__WHAT TO PRODUCE__:
Copy every line of the records below that holds the word "Duration".

__RECORDS FOR THE EXERCISE__:

BEGIN

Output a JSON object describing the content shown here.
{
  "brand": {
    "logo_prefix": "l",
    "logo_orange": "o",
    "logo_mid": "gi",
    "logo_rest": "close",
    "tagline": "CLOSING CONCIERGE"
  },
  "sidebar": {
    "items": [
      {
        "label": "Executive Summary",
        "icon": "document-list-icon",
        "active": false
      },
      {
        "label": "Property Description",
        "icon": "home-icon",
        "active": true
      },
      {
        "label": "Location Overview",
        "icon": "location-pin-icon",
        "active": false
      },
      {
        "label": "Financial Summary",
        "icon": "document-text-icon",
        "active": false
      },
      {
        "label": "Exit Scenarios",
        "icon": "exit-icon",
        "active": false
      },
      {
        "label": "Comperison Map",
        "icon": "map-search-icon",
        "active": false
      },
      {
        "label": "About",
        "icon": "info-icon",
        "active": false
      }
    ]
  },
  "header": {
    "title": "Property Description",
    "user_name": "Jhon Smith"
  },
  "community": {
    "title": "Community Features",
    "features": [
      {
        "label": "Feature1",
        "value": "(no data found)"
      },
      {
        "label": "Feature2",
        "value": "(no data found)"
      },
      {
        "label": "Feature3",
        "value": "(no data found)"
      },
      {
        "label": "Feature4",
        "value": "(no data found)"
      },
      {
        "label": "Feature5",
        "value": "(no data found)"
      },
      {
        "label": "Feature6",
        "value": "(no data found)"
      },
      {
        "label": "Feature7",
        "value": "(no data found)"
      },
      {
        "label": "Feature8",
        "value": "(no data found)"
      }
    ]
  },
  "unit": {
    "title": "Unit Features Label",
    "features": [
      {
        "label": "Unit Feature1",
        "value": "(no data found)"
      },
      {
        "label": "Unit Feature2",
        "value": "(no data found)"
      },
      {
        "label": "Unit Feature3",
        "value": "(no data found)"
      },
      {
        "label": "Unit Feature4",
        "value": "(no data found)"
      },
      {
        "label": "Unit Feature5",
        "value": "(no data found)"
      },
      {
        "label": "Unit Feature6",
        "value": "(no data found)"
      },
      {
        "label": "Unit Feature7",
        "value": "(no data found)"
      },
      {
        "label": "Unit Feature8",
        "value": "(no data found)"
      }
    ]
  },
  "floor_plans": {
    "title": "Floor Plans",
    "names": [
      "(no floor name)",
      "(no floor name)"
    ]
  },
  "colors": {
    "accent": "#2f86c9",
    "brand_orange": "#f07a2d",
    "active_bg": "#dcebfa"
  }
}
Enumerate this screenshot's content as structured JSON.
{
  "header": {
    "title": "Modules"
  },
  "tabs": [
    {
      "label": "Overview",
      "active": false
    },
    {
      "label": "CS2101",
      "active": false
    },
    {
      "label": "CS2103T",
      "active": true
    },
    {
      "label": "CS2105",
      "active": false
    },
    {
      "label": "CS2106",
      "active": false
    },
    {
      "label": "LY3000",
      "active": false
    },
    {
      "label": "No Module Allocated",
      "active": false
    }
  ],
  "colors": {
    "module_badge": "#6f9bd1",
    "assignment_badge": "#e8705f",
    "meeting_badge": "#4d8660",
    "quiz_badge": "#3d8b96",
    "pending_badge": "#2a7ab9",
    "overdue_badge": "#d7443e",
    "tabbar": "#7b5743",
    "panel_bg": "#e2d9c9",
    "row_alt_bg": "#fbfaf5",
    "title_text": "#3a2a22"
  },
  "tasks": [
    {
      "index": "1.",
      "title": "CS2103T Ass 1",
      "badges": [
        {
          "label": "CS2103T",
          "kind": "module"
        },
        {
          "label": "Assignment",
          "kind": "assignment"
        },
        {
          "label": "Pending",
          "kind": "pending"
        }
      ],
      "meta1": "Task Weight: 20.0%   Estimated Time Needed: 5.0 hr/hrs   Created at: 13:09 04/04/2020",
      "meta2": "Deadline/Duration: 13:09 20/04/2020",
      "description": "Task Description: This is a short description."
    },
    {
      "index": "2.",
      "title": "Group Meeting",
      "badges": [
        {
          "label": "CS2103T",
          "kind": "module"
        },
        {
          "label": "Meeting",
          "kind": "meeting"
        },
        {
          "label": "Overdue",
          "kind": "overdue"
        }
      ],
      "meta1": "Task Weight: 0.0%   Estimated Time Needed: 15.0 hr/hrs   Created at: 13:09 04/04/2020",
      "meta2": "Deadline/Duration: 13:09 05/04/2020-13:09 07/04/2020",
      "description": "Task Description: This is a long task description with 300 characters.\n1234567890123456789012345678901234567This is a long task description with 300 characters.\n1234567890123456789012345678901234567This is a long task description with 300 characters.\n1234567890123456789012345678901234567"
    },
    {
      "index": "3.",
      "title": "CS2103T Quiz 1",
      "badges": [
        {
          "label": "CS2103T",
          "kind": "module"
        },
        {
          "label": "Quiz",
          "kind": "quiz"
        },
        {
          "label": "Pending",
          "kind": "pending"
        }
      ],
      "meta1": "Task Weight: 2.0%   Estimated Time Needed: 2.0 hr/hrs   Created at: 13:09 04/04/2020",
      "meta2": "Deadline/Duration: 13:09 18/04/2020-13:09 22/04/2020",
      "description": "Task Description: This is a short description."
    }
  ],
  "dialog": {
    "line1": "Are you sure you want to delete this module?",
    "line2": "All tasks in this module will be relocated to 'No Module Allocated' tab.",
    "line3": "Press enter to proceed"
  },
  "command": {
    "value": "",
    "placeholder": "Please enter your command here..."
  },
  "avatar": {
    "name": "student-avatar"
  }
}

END

__RESULT OF THIS EXERCISE__:
      "meta2": "Deadline/Duration: 13:09 20/04/2020",
      "meta2": "Deadline/Duration: 13:09 05/04/2020-13:09 07/04/2020",
      "meta2": "Deadline/Duration: 13:09 18/04/2020-13:09 22/04/2020",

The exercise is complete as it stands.